Symptoms do vary with diet. Which is why eating bakers yeast, and or rice bran cereal, and lecitihin will cure most diseases as they contain most of the b vitamins. Then find a food source of ADEK, vitamin c, and b12 on nutritiondata for them.

One of the most common deficiency is choline because a high fat diet eg cheese (pizza is the worst over 200g of cheese on one pizza), milk, yoghurt, ice cream, then fried foods in cooking oil, deplete it. Cholines job is to make phosphatadyl choline for lecithin which is what all cell membranes are made of including lipo proteins whos job it is to take fat away from the liver. And it makes acetyl choline which is involved in memory, concentration, and also peristalsis in the intestines. In rats deficiency causes fatty liver, kidney damage, and atherosclerosis which leads to heart attack, and stroke. Deficiency may cause CFS also. Choline/lecitihin deficiency would be a factor in all diseases which leads to body unable to heal, and repair itself. Thiamine, and biotin deficiency are common too.

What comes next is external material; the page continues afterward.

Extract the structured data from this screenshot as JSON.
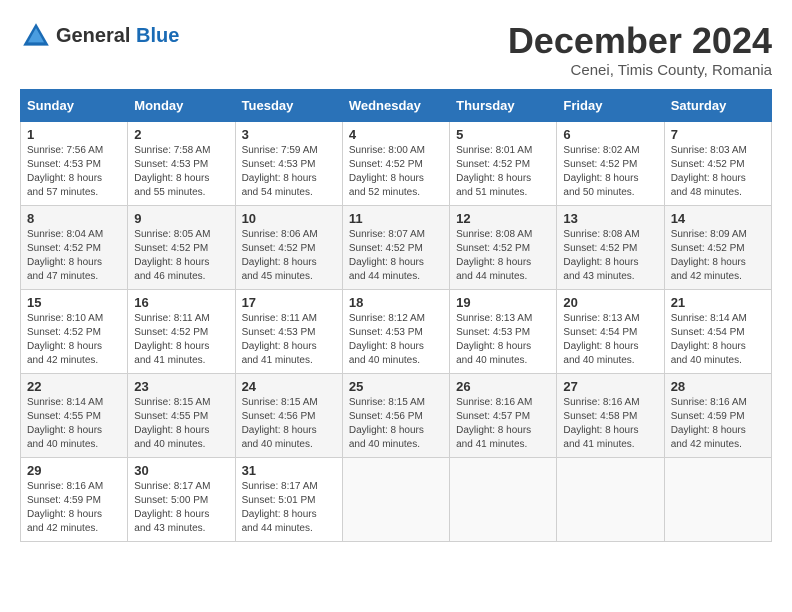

As Casimir Funk said in 1912 disease is caused by deficiency of vitamins due to lack of variety in the diet.